> Task item
Your result should be every line of the records below that contains the word "heading".

= Beginning of Section =

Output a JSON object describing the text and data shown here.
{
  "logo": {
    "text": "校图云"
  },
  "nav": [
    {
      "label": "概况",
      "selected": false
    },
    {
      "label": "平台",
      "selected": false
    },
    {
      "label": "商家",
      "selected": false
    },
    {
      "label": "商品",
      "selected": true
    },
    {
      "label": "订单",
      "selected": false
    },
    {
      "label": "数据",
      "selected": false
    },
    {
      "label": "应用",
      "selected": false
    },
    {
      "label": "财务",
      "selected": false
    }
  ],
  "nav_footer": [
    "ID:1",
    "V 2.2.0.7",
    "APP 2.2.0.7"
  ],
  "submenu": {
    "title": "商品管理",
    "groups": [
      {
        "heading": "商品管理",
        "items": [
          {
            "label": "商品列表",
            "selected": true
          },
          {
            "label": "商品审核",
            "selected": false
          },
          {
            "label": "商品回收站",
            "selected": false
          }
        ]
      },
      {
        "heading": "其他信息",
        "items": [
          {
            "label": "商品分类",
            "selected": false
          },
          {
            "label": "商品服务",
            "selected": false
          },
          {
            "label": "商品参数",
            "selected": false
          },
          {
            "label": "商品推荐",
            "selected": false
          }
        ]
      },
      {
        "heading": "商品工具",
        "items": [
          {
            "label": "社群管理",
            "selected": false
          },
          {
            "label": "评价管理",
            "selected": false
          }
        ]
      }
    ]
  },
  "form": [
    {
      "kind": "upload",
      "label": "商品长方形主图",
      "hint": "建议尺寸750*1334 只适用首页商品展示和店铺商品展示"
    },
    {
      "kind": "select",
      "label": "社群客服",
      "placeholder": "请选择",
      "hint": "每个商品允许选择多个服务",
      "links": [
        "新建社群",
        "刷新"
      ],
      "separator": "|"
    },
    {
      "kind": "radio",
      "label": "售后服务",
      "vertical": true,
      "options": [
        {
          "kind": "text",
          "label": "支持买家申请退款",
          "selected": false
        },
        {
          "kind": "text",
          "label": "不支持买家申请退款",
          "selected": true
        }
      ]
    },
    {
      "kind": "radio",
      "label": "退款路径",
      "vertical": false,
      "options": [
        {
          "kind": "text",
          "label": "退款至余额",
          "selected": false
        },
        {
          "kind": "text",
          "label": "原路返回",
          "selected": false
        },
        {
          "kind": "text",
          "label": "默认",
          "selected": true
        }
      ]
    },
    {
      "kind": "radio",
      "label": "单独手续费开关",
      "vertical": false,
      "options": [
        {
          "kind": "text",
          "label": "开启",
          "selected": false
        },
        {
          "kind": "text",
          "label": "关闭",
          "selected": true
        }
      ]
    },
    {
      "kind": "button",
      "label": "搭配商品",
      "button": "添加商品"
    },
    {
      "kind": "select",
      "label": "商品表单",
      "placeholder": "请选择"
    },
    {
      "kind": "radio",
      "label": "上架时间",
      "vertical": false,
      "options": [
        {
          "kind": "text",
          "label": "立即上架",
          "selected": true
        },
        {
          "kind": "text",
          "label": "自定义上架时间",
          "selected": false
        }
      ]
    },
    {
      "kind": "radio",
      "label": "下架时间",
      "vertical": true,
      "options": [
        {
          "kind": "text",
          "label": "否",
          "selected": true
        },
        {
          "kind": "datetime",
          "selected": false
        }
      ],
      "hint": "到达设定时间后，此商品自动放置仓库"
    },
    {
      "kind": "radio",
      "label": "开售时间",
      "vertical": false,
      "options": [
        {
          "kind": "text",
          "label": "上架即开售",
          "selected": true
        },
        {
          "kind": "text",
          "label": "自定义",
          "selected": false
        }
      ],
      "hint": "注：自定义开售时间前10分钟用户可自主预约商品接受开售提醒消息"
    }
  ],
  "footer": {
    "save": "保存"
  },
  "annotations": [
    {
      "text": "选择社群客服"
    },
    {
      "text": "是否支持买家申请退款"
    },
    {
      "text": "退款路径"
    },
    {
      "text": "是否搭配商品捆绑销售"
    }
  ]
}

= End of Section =

> Written response
        "heading": "商品管理",
        "heading": "其他信息",
        "heading": "商品工具",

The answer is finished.